Dense Fog developed in two regions over Nebraska overnight, as shown in the screen capture below (from 1445 UTC) showing Dense Fog Advisories. GOES-R IFR Probabilities discerned the differences between the two regions, as shown in the animation above. The fog feature near the Missouri River (the boundary between Iowa and Nebraska) developed first in a region where high clouds were also present. That high clouds are present is apparent from the flat nature (that is, not pixelated) of the IFR Probability field at, say, 0415 and 0515 over western Iowa. The second region of fog, over south-central Nebraska, develops under clear skies as evidences by the (initially) very pixelated field. Towards the end of the animation high clouds overspread that region also. When that happens, IFR Probability values drop (because only model predictors can be used in the computation of IFR Probability in regions where high clouds exist). At the end of the animation, largest IFR Probabilities overlap the two regions where Dense Fog Advisories were issued. The region in between the advisories has lower Probabilities.
Compare the IFR Probability field, above, to Brightness Temperature Difference, below. Brightness Temperature Difference fields identify regions of Fog and Stratus, but near-surface information cannot be extrapolated (consistently) from cloud-top information. Thus, many stations with ceilings and visibilities far better than IFR conditions are in regions where a strong Brightness Temperature Difference signal exists (for example, KONL in northeastern Nebraska), The incorporation of surface information via Rapid Refresh model predictions of near-surface saturation allows the IFR Probability fields to better outline regions of IFR conditions only.
GOES-13 Brightness Temperature Difference (10.7 µm – 3.9 µm), 1300 UTC on 22 February 2016 (click to enlarge)
GOES-13 IFR Probability fields, 0100-1400 UTC, 6 January 2015, and surface observations of ceilings and visibility (Click to enlarge)
National Weather Service offices in El Paso and in Lubbock issued dense fog advisories for portions of their respective CWAs early on 6 January 2016. Moisture from a storm entering from the Pacific Ocean (as suggested by this graphic showing the GFS 00-h analysis from 1200 UTC showing the 300-mb jet) means multiple cloud layers. Higher clouds make satellite-only detection of low clouds difficult, and the animation above shows regions (north of Roswell — KROW — at the end of the animation, for example) where the flat GOES-R IFR Probability field suggests only Rapid Refresh data are diagnosing the probability of IFR conditions.

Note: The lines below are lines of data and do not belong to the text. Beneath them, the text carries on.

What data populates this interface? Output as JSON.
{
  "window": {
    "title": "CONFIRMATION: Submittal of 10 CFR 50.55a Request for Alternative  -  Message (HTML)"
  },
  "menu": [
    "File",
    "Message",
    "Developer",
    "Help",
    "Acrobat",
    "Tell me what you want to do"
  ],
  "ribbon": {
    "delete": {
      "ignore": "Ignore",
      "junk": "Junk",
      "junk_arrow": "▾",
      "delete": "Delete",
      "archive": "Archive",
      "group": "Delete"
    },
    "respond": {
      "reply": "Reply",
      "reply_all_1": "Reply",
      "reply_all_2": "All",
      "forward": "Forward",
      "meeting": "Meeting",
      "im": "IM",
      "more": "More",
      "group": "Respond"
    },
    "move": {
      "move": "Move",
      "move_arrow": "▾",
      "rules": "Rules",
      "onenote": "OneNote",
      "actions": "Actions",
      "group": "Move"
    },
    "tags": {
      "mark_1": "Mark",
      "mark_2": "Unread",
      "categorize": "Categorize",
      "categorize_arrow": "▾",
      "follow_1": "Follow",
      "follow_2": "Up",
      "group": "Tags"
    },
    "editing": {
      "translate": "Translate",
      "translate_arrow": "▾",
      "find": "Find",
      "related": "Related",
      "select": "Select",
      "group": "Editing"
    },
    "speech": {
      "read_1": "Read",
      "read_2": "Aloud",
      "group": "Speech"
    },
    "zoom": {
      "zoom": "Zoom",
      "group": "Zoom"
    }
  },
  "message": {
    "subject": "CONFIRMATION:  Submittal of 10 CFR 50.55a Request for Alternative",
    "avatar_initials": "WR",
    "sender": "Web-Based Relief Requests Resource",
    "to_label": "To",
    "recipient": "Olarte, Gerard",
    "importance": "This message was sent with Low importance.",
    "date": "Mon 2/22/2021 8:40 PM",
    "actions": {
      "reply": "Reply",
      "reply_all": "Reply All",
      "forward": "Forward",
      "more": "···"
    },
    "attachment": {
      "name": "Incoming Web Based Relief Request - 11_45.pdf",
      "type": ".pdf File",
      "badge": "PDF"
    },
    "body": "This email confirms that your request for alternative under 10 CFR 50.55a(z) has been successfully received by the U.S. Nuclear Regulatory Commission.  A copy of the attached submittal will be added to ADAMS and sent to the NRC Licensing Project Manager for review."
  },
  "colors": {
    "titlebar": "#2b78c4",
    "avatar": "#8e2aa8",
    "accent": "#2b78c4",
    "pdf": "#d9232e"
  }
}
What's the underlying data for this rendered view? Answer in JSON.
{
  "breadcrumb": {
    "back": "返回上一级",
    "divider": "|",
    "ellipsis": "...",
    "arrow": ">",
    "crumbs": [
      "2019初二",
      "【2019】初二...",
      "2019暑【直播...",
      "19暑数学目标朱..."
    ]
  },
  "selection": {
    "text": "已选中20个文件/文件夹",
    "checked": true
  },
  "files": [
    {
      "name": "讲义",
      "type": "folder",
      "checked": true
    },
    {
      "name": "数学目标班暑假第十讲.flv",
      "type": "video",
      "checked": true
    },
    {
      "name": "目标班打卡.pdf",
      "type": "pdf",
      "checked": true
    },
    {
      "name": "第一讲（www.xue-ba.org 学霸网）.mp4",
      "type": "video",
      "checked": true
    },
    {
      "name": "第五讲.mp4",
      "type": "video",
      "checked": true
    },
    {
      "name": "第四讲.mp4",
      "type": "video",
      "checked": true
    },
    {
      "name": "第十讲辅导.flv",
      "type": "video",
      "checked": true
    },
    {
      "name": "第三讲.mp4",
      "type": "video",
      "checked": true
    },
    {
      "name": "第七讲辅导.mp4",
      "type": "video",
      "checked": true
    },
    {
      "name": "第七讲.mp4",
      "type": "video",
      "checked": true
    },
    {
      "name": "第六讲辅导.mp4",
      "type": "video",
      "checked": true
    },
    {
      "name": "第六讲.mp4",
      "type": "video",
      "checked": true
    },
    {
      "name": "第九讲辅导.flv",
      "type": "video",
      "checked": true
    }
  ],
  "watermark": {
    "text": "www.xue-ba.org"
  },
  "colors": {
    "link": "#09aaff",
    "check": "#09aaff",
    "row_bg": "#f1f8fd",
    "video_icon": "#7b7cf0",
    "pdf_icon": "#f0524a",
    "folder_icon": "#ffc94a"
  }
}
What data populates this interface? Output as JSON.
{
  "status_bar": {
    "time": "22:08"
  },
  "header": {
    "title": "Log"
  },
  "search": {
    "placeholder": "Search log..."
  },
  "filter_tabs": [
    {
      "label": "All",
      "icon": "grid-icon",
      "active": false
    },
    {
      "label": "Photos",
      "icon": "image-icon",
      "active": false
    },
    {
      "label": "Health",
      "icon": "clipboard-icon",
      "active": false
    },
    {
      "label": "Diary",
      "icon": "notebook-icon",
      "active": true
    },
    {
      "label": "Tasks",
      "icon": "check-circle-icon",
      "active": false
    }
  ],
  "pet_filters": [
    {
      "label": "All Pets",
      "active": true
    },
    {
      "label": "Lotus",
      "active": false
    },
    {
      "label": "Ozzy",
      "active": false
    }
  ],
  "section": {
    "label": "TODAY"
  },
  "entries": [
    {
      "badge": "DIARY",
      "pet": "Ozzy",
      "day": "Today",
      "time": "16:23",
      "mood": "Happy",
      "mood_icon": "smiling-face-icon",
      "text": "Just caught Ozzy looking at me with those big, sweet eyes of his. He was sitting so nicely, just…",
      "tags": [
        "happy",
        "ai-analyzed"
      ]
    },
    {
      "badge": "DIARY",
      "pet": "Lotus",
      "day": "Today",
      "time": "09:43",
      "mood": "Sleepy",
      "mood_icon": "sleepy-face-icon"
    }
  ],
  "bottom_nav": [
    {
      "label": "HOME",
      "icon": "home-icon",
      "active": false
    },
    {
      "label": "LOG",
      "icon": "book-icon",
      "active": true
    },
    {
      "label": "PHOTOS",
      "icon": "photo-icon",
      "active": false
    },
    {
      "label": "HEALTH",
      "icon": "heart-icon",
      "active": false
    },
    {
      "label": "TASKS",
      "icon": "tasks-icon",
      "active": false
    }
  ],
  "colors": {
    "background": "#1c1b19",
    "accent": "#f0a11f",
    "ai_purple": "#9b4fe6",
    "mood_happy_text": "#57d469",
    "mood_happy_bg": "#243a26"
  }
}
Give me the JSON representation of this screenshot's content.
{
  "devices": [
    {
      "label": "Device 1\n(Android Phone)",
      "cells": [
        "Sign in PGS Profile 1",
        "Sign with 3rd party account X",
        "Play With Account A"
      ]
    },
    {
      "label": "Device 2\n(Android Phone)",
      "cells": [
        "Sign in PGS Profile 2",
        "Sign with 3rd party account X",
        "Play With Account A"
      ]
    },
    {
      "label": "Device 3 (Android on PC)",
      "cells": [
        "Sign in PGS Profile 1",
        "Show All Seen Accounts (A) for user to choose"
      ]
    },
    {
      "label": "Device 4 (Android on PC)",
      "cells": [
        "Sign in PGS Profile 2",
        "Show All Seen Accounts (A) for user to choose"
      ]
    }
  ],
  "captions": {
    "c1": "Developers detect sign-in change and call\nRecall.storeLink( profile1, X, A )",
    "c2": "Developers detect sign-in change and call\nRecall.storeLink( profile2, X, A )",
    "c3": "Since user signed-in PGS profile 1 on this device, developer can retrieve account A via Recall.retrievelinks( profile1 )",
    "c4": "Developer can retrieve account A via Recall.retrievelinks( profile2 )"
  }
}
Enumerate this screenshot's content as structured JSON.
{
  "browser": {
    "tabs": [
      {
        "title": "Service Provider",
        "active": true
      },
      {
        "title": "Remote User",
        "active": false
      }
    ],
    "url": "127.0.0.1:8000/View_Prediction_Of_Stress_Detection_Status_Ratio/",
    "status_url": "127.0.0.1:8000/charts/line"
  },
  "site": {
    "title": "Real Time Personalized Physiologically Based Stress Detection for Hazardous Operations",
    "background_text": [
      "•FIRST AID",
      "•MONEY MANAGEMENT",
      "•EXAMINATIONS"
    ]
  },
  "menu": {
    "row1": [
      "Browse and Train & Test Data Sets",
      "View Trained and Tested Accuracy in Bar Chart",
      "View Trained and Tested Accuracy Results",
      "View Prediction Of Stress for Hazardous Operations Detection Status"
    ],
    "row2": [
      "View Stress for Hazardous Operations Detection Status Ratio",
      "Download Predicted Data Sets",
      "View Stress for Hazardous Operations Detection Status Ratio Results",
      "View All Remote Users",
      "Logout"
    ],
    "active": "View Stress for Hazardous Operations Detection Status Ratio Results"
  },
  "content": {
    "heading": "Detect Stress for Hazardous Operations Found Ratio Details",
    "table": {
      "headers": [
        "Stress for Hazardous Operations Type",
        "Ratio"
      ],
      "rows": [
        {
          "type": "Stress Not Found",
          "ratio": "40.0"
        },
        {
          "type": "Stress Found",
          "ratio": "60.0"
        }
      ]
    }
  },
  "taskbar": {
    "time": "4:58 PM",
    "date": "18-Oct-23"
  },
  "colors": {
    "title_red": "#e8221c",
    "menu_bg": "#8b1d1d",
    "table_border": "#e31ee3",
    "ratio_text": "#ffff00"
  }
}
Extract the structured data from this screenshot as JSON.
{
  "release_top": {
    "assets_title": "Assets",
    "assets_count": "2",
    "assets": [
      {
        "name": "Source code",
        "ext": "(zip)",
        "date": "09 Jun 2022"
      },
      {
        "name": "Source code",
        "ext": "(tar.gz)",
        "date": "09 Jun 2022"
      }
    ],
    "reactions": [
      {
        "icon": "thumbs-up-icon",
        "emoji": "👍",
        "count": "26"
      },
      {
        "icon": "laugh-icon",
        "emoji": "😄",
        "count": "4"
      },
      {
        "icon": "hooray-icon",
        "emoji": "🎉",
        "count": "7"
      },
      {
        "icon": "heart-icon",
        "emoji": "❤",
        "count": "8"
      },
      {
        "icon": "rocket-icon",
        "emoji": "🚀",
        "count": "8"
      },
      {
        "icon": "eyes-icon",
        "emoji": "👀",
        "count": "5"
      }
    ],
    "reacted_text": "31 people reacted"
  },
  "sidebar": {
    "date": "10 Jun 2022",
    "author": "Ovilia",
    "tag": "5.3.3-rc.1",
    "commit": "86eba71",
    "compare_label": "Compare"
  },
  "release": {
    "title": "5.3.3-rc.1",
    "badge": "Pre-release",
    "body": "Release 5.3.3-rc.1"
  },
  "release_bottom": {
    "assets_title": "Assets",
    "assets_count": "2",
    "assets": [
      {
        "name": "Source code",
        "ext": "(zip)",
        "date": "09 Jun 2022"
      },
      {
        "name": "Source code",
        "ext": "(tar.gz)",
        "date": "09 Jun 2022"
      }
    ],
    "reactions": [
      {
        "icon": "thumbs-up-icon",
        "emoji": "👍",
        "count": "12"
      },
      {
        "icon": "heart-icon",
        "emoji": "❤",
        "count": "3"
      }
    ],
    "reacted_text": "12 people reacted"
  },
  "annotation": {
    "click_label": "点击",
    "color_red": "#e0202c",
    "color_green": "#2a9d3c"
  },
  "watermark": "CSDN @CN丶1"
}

The Brightness Temperature Difference fields, below, for the same times as the IFR Probability fields at top, miss regions of reduced visibility under multiple cloud layers, and also have strong returns in regions of mid-level stratus. Because GOES-R IFR Probability incorporates information about saturation in the lowest 1000 feet of the atmosphere (in the form of Rapid Refresh Model Output), regions that are saturated in low levels that cannot be diagnosed as foggy by satellite alone because of mid-level/high-level clouds can be flagged as likely having IFR conditions, and regions that are flagged by the satellite as having stratus (stratus and fog can look very similar to a satellite) can be screened out if low-level saturation is not diagnosed in the model. Both of these actions serve to increase the GOES-R IFR Probability’s ability to diagnose correctly areas of low clouds/fog relative to brightness temperature difference fields alone.
One other advantage to GOES-R IFR probability fields: They are not strongly affected by changing amounts of 3.9 µm radiation around sunrise/sunset. In the animation below, note how at 1400 UTC (just past sunrise) the brightness temperature difference signal is collapsing. This is because increasing amounts of reflected solar 3.9 µm radiation are changing the difference between observed 10.7 µm and 3.9 µm radiation above water-based clouds. Little change occurs in the IFR Probability fields at this time however.
GOES-13 Brightness Temperature Difference (10.7µm – 3.9µm) fields, 0100-1400 UTC, 6 January 2015, and surface observations of ceilings and visibility (Click to enlarge)